---------- Input records ----------
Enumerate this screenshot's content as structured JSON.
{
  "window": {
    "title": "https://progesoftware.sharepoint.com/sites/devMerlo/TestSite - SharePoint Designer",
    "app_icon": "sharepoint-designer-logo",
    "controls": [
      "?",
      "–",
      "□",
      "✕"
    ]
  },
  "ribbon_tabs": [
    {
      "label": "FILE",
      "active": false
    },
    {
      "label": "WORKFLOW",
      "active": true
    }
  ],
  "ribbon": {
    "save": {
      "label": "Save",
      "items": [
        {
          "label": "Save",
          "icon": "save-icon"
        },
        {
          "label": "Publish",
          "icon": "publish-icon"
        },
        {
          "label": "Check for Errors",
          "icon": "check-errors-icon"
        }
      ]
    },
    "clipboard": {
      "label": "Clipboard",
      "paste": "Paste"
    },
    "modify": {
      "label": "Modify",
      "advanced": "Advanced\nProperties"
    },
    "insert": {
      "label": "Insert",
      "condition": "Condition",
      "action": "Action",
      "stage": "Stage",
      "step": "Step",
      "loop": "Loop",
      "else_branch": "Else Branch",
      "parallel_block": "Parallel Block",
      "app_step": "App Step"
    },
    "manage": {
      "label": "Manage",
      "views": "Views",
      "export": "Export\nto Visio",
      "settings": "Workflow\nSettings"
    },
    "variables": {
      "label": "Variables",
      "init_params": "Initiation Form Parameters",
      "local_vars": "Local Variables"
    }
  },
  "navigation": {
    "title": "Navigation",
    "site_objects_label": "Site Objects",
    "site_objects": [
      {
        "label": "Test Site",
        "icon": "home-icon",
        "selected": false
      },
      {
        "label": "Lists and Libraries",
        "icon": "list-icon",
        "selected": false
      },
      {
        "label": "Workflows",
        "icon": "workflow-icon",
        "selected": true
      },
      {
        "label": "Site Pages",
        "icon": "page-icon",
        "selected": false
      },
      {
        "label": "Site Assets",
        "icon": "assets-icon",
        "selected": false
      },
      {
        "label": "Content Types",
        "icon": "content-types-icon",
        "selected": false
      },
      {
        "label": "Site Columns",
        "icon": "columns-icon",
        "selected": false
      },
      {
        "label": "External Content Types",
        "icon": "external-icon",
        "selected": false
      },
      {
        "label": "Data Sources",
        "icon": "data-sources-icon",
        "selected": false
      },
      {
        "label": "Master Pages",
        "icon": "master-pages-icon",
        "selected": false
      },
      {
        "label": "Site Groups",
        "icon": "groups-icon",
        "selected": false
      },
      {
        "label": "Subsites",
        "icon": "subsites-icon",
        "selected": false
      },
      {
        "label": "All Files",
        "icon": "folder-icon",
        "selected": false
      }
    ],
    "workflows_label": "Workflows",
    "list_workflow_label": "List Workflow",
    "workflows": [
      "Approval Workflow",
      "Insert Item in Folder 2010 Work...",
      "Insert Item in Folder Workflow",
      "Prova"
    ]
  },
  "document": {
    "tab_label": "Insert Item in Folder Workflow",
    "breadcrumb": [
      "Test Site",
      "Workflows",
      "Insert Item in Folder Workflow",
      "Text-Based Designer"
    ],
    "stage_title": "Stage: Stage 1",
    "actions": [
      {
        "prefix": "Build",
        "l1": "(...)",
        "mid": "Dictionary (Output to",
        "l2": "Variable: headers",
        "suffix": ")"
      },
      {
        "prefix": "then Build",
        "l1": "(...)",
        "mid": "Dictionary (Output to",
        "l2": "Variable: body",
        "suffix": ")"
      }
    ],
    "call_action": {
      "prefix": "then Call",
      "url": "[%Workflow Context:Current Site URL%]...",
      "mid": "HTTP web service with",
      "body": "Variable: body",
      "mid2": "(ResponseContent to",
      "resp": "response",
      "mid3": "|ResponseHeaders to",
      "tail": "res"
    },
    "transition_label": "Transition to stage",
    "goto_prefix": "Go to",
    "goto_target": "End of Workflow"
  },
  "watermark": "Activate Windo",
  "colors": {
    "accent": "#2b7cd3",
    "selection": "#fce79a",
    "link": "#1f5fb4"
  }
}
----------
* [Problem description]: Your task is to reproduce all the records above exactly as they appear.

* [Expected output]:
Enumerate this screenshot's content as structured JSON.
{
  "window": {
    "title": "https://progesoftware.sharepoint.com/sites/devMerlo/TestSite - SharePoint Designer",
    "app_icon": "sharepoint-designer-logo",
    "controls": [
      "?",
      "–",
      "□",
      "✕"
    ]
  },
  "ribbon_tabs": [
    {
      "label": "FILE",
      "active": false
    },
    {
      "label": "WORKFLOW",
      "active": true
    }
  ],
  "ribbon": {
    "save": {
      "label": "Save",
      "items": [
        {
          "label": "Save",
          "icon": "save-icon"
        },
        {
          "label": "Publish",
          "icon": "publish-icon"
        },
        {
          "label": "Check for Errors",
          "icon": "check-errors-icon"
        }
      ]
    },
    "clipboard": {
      "label": "Clipboard",
      "paste": "Paste"
    },
    "modify": {
      "label": "Modify",
      "advanced": "Advanced\nProperties"
    },
    "insert": {
      "label": "Insert",
      "condition": "Condition",
      "action": "Action",
      "stage": "Stage",
      "step": "Step",
      "loop": "Loop",
      "else_branch": "Else Branch",
      "parallel_block": "Parallel Block",
      "app_step": "App Step"
    },
    "manage": {
      "label": "Manage",
      "views": "Views",
      "export": "Export\nto Visio",
      "settings": "Workflow\nSettings"
    },
    "variables": {
      "label": "Variables",
      "init_params": "Initiation Form Parameters",
      "local_vars": "Local Variables"
    }
  },
  "navigation": {
    "title": "Navigation",
    "site_objects_label": "Site Objects",
    "site_objects": [
      {
        "label": "Test Site",
        "icon": "home-icon",
        "selected": false
      },
      {
        "label": "Lists and Libraries",
        "icon": "list-icon",
        "selected": false
      },
      {
        "label": "Workflows",
        "icon": "workflow-icon",
        "selected": true
      },
      {
        "label": "Site Pages",
        "icon": "page-icon",
        "selected": false
      },
      {
        "label": "Site Assets",
        "icon": "assets-icon",
        "selected": false
      },
      {
        "label": "Content Types",
        "icon": "content-types-icon",
        "selected": false
      },
      {
        "label": "Site Columns",
        "icon": "columns-icon",
        "selected": false
      },
      {
        "label": "External Content Types",
        "icon": "external-icon",
        "selected": false
      },
      {
        "label": "Data Sources",
        "icon": "data-sources-icon",
        "selected": false
      },
      {
        "label": "Master Pages",
        "icon": "master-pages-icon",
        "selected": false
      },
      {
        "label": "Site Groups",
        "icon": "groups-icon",
        "selected": false
      },
      {
        "label": "Subsites",
        "icon": "subsites-icon",
        "selected": false
      },
      {
        "label": "All Files",
        "icon": "folder-icon",
        "selected": false
      }
    ],
    "workflows_label": "Workflows",
    "list_workflow_label": "List Workflow",
    "workflows": [
      "Approval Workflow",
      "Insert Item in Folder 2010 Work...",
      "Insert Item in Folder Workflow",
      "Prova"
    ]
  },
  "document": {
    "tab_label": "Insert Item in Folder Workflow",
    "breadcrumb": [
      "Test Site",
      "Workflows",
      "Insert Item in Folder Workflow",
      "Text-Based Designer"
    ],
    "stage_title": "Stage: Stage 1",
    "actions": [
      {
        "prefix": "Build",
        "l1": "(...)",
        "mid": "Dictionary (Output to",
        "l2": "Variable: headers",
        "suffix": ")"
      },
      {
        "prefix": "then Build",
        "l1": "(...)",
        "mid": "Dictionary (Output to",
        "l2": "Variable: body",
        "suffix": ")"
      }
    ],
    "call_action": {
      "prefix": "then Call",
      "url": "[%Workflow Context:Current Site URL%]...",
      "mid": "HTTP web service with",
      "body": "Variable: body",
      "mid2": "(ResponseContent to",
      "resp": "response",
      "mid3": "|ResponseHeaders to",
      "tail": "res"
    },
    "transition_label": "Transition to stage",
    "goto_prefix": "Go to",
    "goto_target": "End of Workflow"
  },
  "watermark": "Activate Windo",
  "colors": {
    "accent": "#2b7cd3",
    "selection": "#fce79a",
    "link": "#1f5fb4"
  }
}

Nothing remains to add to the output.